I decided to read the first chapter. It was late, but I continued on to the second and then read the first half of chapter three, decided to go to sleep….But then decided to just finish that chapter as well.
What a delightful book!! It’s literally hard to put down. Simple, straightforward; ordinary, for lack of a better word. Her prose is poetic. She reveals the eternal Christian truths in the ordinary things of everyday life. She writes at one place, “If the church doesn’t teach us what are bodies are for, our culture certainly will”. She was talking about how our bodies are “integral to our worship”, how as Christians we “believe in a God who, by becoming human, embraced human embodiment in fullness…”. And all this – and much, much more – started from the simple act of brushing her teeth.
That’s how this book is structured: she wakes up, makes her bed, brushes her teeth, checks her email….etc.etc. An ordinary day in her life – everyone’s life – and in the most ordinary things she digs deep to discover and reveal to us, the reader, just how great God is.
This might be one of the rare cases of a book I’d happily gift to fellow Orthodox by a non-Orthodox writer. It’s that good.
Before the war in Bosnia and Hercegovina Muslims and Orthodox lived together in the town of Osredak in Cazina. There are no more Orthodox in this town but they have left behind them a church and cemetery which, over time, has deteriorated.
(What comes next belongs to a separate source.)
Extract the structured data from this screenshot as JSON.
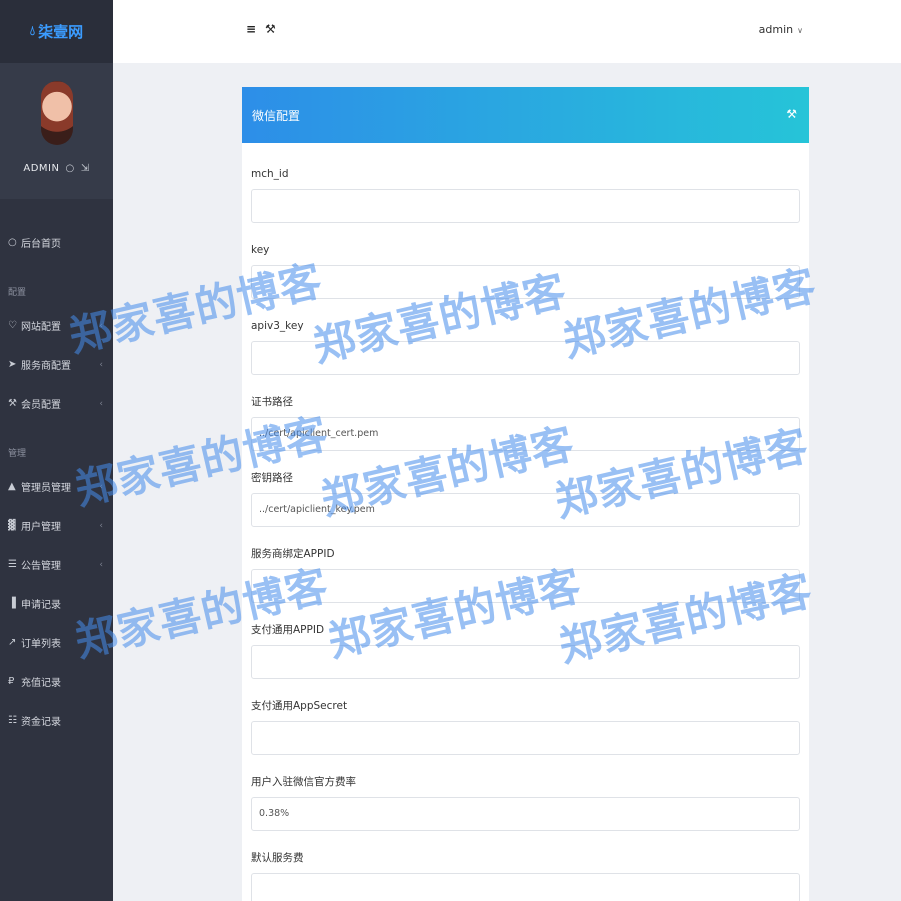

The last year, the church and cemetery have been watched over and renovated by a Muslim family while Serbs from this town that have since fled to other parts of the world assist financially. The Keranovic family is the only family who works at renovating the church since the other citizens are not in favor of this idea. The sons Samir and Mensud are studying building and construction so this gives them an opportunity to show what they know and learn something new. Fatima, the mother, oftentimes helps her husband Mesud when the sons are at school.
Mesud said that he would like most of all if everyone would return to their own place, he is sad about the war and hopes that at least someone will return and they’ll be able to socialize regardless of their faith. Like before.